> Source data:

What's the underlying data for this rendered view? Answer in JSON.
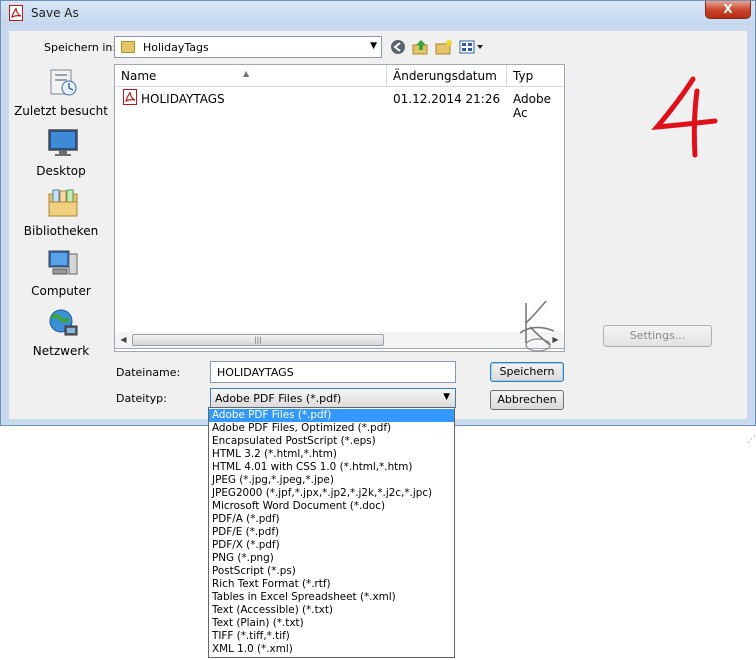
{
  "window": {
    "title": "Save As",
    "close_label": "X"
  },
  "toolbar": {
    "save_in_label": "Speichern in:",
    "save_in_value": "HolidayTags"
  },
  "places": [
    {
      "label": "Zuletzt besucht",
      "icon": "recent-places-icon"
    },
    {
      "label": "Desktop",
      "icon": "desktop-icon"
    },
    {
      "label": "Bibliotheken",
      "icon": "libraries-icon"
    },
    {
      "label": "Computer",
      "icon": "computer-icon"
    },
    {
      "label": "Netzwerk",
      "icon": "network-icon"
    }
  ],
  "file_list": {
    "columns": [
      "Name",
      "Änderungsdatum",
      "Typ"
    ],
    "rows": [
      {
        "name": "HOLIDAYTAGS",
        "date": "01.12.2014 21:26",
        "type": "Adobe Ac"
      }
    ]
  },
  "form": {
    "filename_label": "Dateiname:",
    "filename_value": "HOLIDAYTAGS",
    "filetype_label": "Dateityp:",
    "filetype_value": "Adobe PDF Files (*.pdf)"
  },
  "buttons": {
    "save": "Speichern",
    "cancel": "Abbrechen",
    "settings": "Settings..."
  },
  "filetype_options": [
    "Adobe PDF Files (*.pdf)",
    "Adobe PDF Files, Optimized (*.pdf)",
    "Encapsulated PostScript (*.eps)",
    "HTML 3.2 (*.html,*.htm)",
    "HTML 4.01 with CSS 1.0 (*.html,*.htm)",
    "JPEG (*.jpg,*.jpeg,*.jpe)",
    "JPEG2000 (*.jpf,*.jpx,*.jp2,*.j2k,*.j2c,*.jpc)",
    "Microsoft Word Document (*.doc)",
    "PDF/A (*.pdf)",
    "PDF/E (*.pdf)",
    "PDF/X (*.pdf)",
    "PNG (*.png)",
    "PostScript (*.ps)",
    "Rich Text Format (*.rtf)",
    "Tables in Excel Spreadsheet (*.xml)",
    "Text (Accessible) (*.txt)",
    "Text (Plain) (*.txt)",
    "TIFF (*.tiff,*.tif)",
    "XML 1.0 (*.xml)"
  ],
  "selected_option_index": 0,
  "annotation": {
    "step_number": "4"
  },
  "colors": {
    "selection": "#3399ff",
    "annotation": "#e0101a",
    "dialog_frame": "#c9daee"
  }
}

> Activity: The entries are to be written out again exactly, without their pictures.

> Output of the exercise:
What's the underlying data for this rendered view? Answer in JSON.
{
  "window": {
    "title": "Save As",
    "close_label": "X"
  },
  "toolbar": {
    "save_in_label": "Speichern in:",
    "save_in_value": "HolidayTags"
  },
  "places": [
    {
      "label": "Zuletzt besucht",
      "icon": "recent-places-icon"
    },
    {
      "label": "Desktop",
      "icon": "desktop-icon"
    },
    {
      "label": "Bibliotheken",
      "icon": "libraries-icon"
    },
    {
      "label": "Computer",
      "icon": "computer-icon"
    },
    {
      "label": "Netzwerk",
      "icon": "network-icon"
    }
  ],
  "file_list": {
    "columns": [
      "Name",
      "Änderungsdatum",
      "Typ"
    ],
    "rows": [
      {
        "name": "HOLIDAYTAGS",
        "date": "01.12.2014 21:26",
        "type": "Adobe Ac"
      }
    ]
  },
  "form": {
    "filename_label": "Dateiname:",
    "filename_value": "HOLIDAYTAGS",
    "filetype_label": "Dateityp:",
    "filetype_value": "Adobe PDF Files (*.pdf)"
  },
  "buttons": {
    "save": "Speichern",
    "cancel": "Abbrechen",
    "settings": "Settings..."
  },
  "filetype_options": [
    "Adobe PDF Files (*.pdf)",
    "Adobe PDF Files, Optimized (*.pdf)",
    "Encapsulated PostScript (*.eps)",
    "HTML 3.2 (*.html,*.htm)",
    "HTML 4.01 with CSS 1.0 (*.html,*.htm)",
    "JPEG (*.jpg,*.jpeg,*.jpe)",
    "JPEG2000 (*.jpf,*.jpx,*.jp2,*.j2k,*.j2c,*.jpc)",
    "Microsoft Word Document (*.doc)",
    "PDF/A (*.pdf)",
    "PDF/E (*.pdf)",
    "PDF/X (*.pdf)",
    "PNG (*.png)",
    "PostScript (*.ps)",
    "Rich Text Format (*.rtf)",
    "Tables in Excel Spreadsheet (*.xml)",
    "Text (Accessible) (*.txt)",
    "Text (Plain) (*.txt)",
    "TIFF (*.tiff,*.tif)",
    "XML 1.0 (*.xml)"
  ],
  "selected_option_index": 0,
  "annotation": {
    "step_number": "4"
  },
  "colors": {
    "selection": "#3399ff",
    "annotation": "#e0101a",
    "dialog_frame": "#c9daee"
  }
}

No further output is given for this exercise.